There is a point of view common amongst home schoolers that social skills are first and best taught at home with siblings. If people do not understand the dynamic behind this philosophy, they may be concerned that some families are not getting enough outside interaction. While most home school families do not think outside interaction and friendship are bad, they often do not consider it to be important for children to constantly be with their friends either. Most families schedule time for their children to meet with friends and enjoy company outside the family, but unless there are neighborhood friends, this is usually not a daily thing.

Family members can be our best friends or our worst enemies. Teaching siblings how to get along with each other is one of the best ways to teach good boundaries and excellent social skills. We should not expect that our children will get along all the time or always enjoy each other's company. It is a rare family where the children do not have squabbles now and then; sometimes there are periods when there are a lot of them. If parents use these opportunities to instruct their child in how to get along with others, they are building foundations for forming healthy relationships.

If a child can get along with her sister that just took off with her bicycle or who is not doing her share of the chores, she will be better equipped to get along with the co-worker that is walking off with things from her desk or not taking responsibility for her work load. If children are taught how to maintain a good attitude and to be proactive in dealing with difficult people and situations at home on a daily basis, they will have an excellent foundation for dealing with all the different people they meet in the rest of life. Teaching our own children how to get along is the best way to start in building good friendships. Not only do they learn how to get along with others, but they also learn to turn to each other for companionship.

There are many types of activities that parents can get their children involved in to meet friends and learn social skills. This is especially good for families with only one child or children that are spaced very far apart. Finding a home school support group is often a good first step. Home school support groups usually include field trips as part of the group. If a family has a particular interest or area of study, they can plan a field trip and other people will sign up to go along. Support groups also have activities through out the year such as science fairs, international fairs, spelling bees, pot lucks and park days. After doing various things together with a group of people, familiarity builds and people get to know each other.

There are many other activities where children meet and interact with others apart from home school support groups. A short list would be church, neighbors, library groups, scouting, 4H, community groups, organized sports and band. In these ways, children get to know each other and build friendships. Many of these activities include children from families that use other educational options, so the children can easily have a wide range of interaction with people other than home schoolers.

Like many other American families, home educating families can have trouble finding a balance where they aren't involved in too many activities. Worries about children not having enough interaction with people outside the family are seldom heard. The most common concern about social interaction is about becoming too busy. There are so many activities available that it's easy to become overwhelmed with it all. The real issue is finding and maintaining a balance between outside activities and family life.
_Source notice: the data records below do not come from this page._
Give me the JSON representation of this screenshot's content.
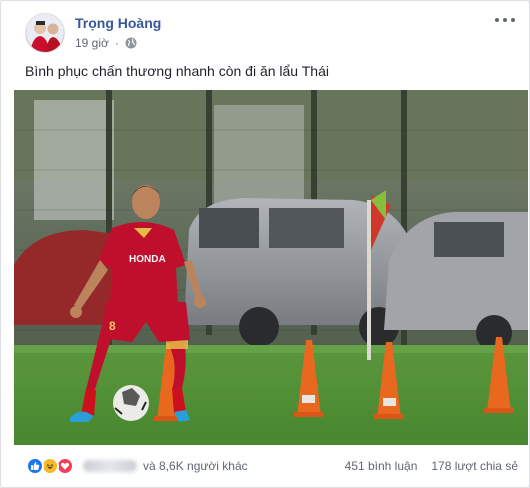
{
  "post": {
    "author": "Trọng Hoàng",
    "time": "19 giờ",
    "privacy_icon": "globe-icon",
    "text": "Bình phục chấn thương nhanh còn đi ăn lẩu Thái",
    "photo_jersey_text": "HONDA",
    "photo_jersey_number": "8"
  },
  "footer": {
    "reaction_icons": [
      "like-icon",
      "haha-icon",
      "love-icon"
    ],
    "others_text": "và 8,6K người khác",
    "comments": "451 bình luận",
    "shares": "178 lượt chia sẻ"
  },
  "colors": {
    "author_link": "#385898",
    "meta_text": "#616770",
    "like": "#1877f2",
    "haha": "#f7b928",
    "love": "#f33e58",
    "jersey": "#c8102e",
    "cone": "#f36d21"
  }
}
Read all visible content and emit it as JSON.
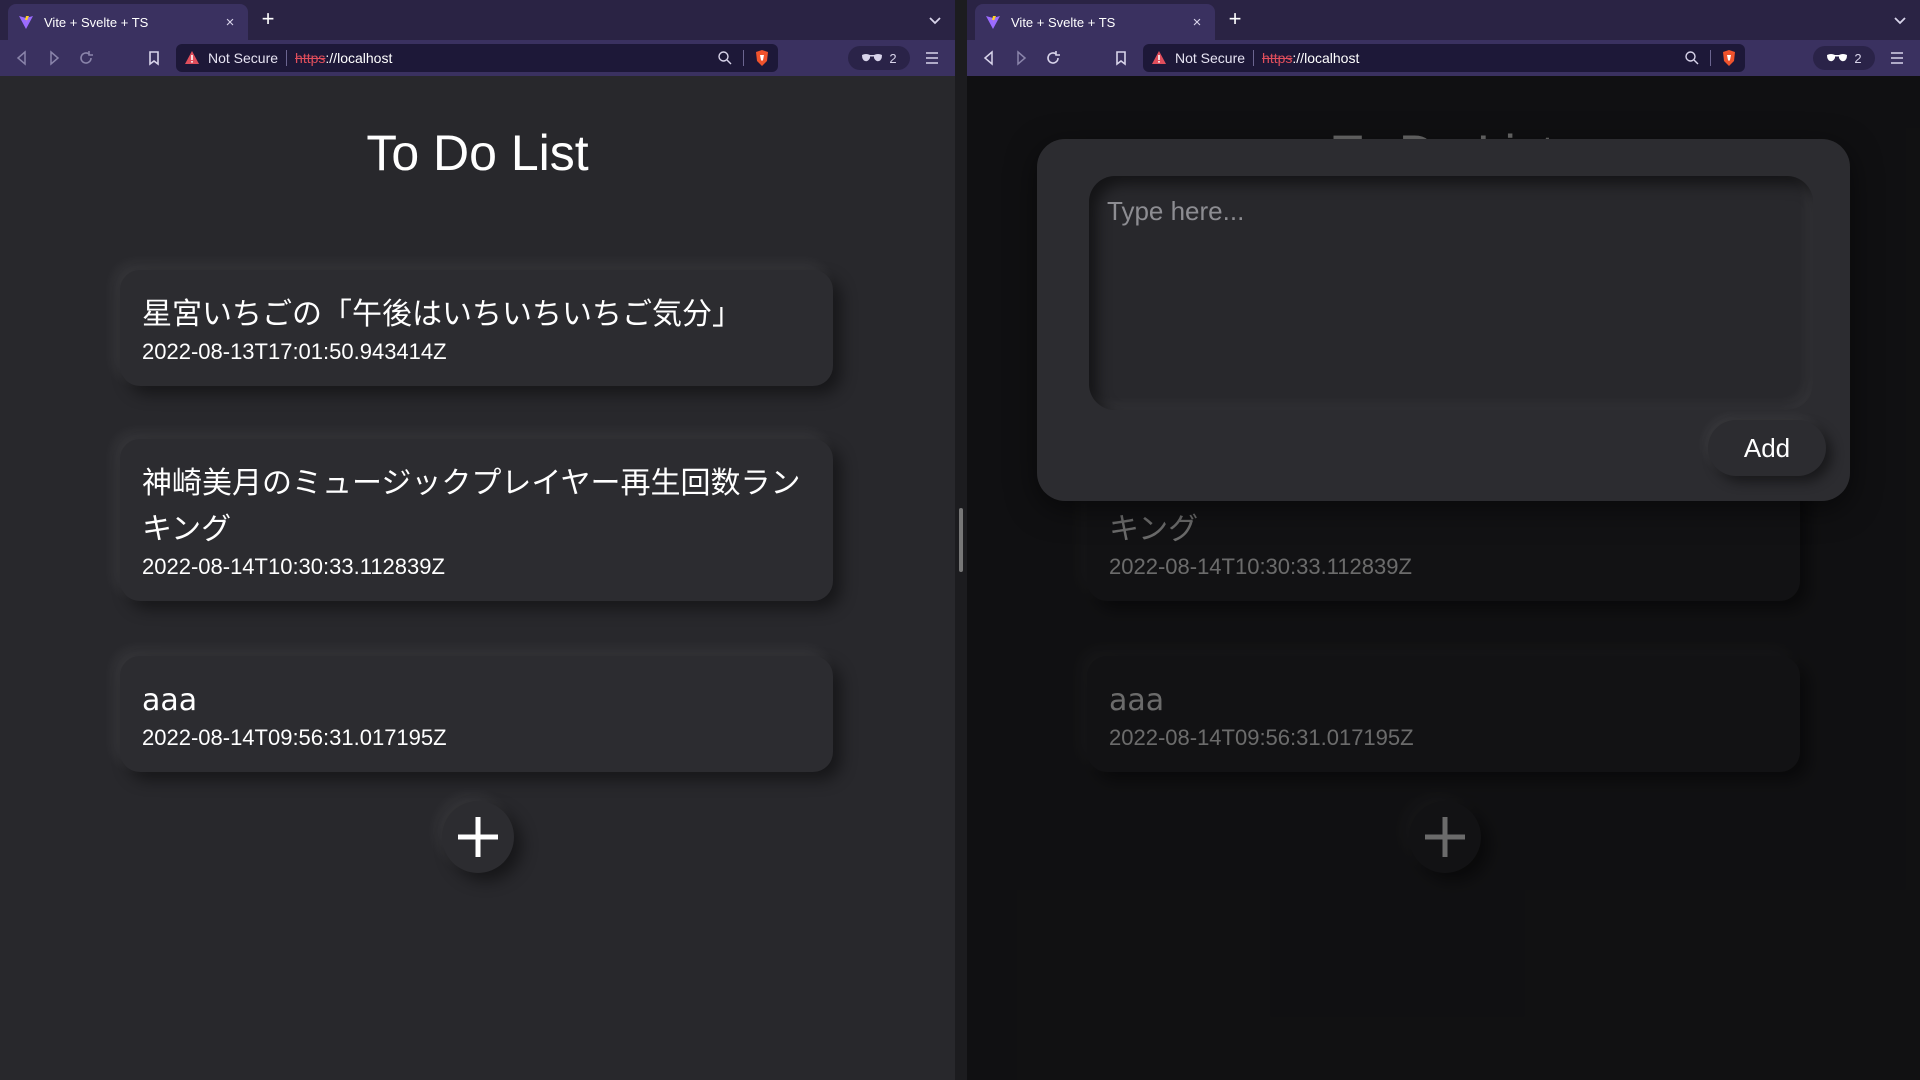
{
  "browser": {
    "tab_title": "Vite + Svelte + TS",
    "not_secure": "Not Secure",
    "url_scheme": "https",
    "url_sep": "://",
    "url_host": "localhost",
    "private_count": "2"
  },
  "page": {
    "title": "To Do List",
    "todos": [
      {
        "title": "星宮いちごの「午後はいちいちいちご気分」",
        "timestamp": "2022-08-13T17:01:50.943414Z"
      },
      {
        "title": "神崎美月のミュージックプレイヤー再生回数ランキング",
        "timestamp": "2022-08-14T10:30:33.112839Z"
      },
      {
        "title": "aaa",
        "timestamp": "2022-08-14T09:56:31.017195Z"
      }
    ]
  },
  "modal": {
    "placeholder": "Type here...",
    "add_label": "Add"
  },
  "colors": {
    "tab_strip": "#2a2344",
    "toolbar": "#3a3160",
    "page_bg": "#28282c",
    "card_bg": "#2c2c30",
    "url_https_strike": "#e04e5c",
    "warning": "#e04e5c"
  },
  "icons": {
    "tab": "vite-logo-icon",
    "close": "close-icon",
    "new_tab": "plus-icon",
    "back": "back-icon",
    "forward": "forward-icon",
    "reload": "reload-icon",
    "bookmark": "bookmark-icon",
    "warning": "warning-icon",
    "zoom": "zoom-icon",
    "shield": "brave-shield-icon",
    "private": "private-glasses-icon",
    "menu": "hamburger-menu-icon",
    "fab": "plus-icon"
  }
}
*This article first published on September 6, 2006.


Cynthia is a home educating mother to three children. She is a member of The Christian Writer's Guild.